Beyond the Flow: Epithelial Sodium Channel and Mechanical Forces Regulate Adult Neural Stem and Glial Cells
Ludwig-Maximilian University Munich, Helmholtz Center Munich (Germany)
In the adult mammalian brain, there are specialized regions, called neurogenic niches, containing resident adult neural stem cells (aNSCs) that generate newborn neurons. In the hippocampus, the new granule cell neurons are critical for learning and memory and for mood control. In the walls of the lateral ventricles, in the subependymal zone (SEZ), aNSCs give rise to neuroblasts that migrate to the olfactory bulb, where they differentiate into olfactory interneurons. aNSCs in SEZ are in contact with the lateral ventricles; however, the role of electrochemical and mechanical forces imposed by the circulating cerebrospinal fluid (CSF) on their biology has not been explored.
We identified the Epithelial Sodium Channel (ENaC) to be enriched in aNSC and to be necessary for the shear stress sensing. For the first time in aNSCs, we directly measured changes in intracellular sodium concentration and in calcium dynamics with respect to fluid flow. Our results show that the increased fluid flow increases proliferation of aNSCs and their progeny and blocking or knocking-out of ENaC abrogates this effect. Moreover, our calcium imaging experiments demonstrate that increased fluid flow increases calcium oscillations in aNSCs but only if they are at the surface of the lateral wall, but not deeper in the niche depth and not in the absence of ENaC.

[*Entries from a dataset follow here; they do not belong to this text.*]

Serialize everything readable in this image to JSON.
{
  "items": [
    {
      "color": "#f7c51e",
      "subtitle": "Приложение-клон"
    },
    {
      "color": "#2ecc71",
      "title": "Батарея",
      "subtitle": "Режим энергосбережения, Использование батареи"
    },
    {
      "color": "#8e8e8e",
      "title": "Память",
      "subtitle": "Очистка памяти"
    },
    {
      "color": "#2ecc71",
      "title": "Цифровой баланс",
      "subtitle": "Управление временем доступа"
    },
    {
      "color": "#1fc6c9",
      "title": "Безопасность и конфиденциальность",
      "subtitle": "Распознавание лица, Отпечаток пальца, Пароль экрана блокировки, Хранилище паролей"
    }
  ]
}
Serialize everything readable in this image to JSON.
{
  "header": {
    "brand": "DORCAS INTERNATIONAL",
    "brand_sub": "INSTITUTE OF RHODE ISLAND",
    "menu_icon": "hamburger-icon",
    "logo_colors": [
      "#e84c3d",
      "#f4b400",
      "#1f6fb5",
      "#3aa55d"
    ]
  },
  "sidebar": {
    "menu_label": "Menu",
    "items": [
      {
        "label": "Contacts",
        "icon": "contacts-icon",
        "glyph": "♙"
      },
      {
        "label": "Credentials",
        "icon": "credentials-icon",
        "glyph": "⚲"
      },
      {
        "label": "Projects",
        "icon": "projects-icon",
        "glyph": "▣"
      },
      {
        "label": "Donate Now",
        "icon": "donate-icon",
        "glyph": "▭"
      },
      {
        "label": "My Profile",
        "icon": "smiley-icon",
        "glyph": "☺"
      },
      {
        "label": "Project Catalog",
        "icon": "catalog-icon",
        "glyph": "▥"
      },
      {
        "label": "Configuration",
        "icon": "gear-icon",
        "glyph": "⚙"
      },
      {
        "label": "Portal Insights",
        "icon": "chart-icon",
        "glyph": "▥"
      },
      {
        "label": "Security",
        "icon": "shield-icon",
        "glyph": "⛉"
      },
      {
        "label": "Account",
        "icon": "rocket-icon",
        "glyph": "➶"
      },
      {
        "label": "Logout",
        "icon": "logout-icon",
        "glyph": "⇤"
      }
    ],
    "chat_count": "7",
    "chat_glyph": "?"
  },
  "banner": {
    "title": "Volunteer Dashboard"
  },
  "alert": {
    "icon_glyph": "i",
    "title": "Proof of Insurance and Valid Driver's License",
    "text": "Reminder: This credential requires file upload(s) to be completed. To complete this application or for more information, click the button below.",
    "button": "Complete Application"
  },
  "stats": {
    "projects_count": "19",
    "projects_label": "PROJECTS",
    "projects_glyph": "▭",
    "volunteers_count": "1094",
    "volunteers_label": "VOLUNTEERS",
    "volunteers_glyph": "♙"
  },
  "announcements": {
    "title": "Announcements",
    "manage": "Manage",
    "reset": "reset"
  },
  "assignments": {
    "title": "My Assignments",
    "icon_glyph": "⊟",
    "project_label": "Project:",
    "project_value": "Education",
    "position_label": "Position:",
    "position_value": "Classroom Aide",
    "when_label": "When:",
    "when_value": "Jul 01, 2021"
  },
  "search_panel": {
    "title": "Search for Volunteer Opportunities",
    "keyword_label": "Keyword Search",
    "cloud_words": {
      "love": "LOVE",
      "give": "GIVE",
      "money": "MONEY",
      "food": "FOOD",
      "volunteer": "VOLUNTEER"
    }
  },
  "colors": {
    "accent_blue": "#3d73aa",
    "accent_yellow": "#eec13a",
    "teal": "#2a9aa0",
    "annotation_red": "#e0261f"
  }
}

To further examine ENaC function in vivo, we used transgenic mice, in which floxed ENaC alpha subunit can be knocked-out in GLAST-expressing aNSCs by Tamoxifen (Tam) administration. Following the GFP+ recombined cell population at different time points after Tam revealed reduced proliferation of the aNSCs, the transit-amplifying progenitors and proliferating neuroblasts in SEZ. This proliferation deficit occurs without increasing cell death and was confirmed in vivo by knock-down in fast proliferating cells or in vitro by time-lapse imaging of primary SEZ cells, which had ENaC blocked or knocked-down. Mechanistically, the flow-induced increase in SEZ proliferation requires the calcium release activated channel (CRAC) that acts upstream of Erk kinase activation. In summary, our results suggest for the first time that cells in adult neurogenesis are responsive to mechanical forces and require ENaC as an electrochemical sensor to instruct them to proliferate.
Finally, we have been exploring the possible roles of ENaC in the central nervous system but outside of the neurogenic niches. Our preliminary results suggest that ENaC is critical for function of the Müller glia, the major microglia of the retina, as well as for proliferating astrocytes in the white matter. These findings provide additional functional understanding of neural sodium homeostasis controlled by ENaC, an ion channel traditionally associated with sodium recycling in kidneys or lungs.
This seminar is partially supported by the Campus of Biscay of the UPV/EHU.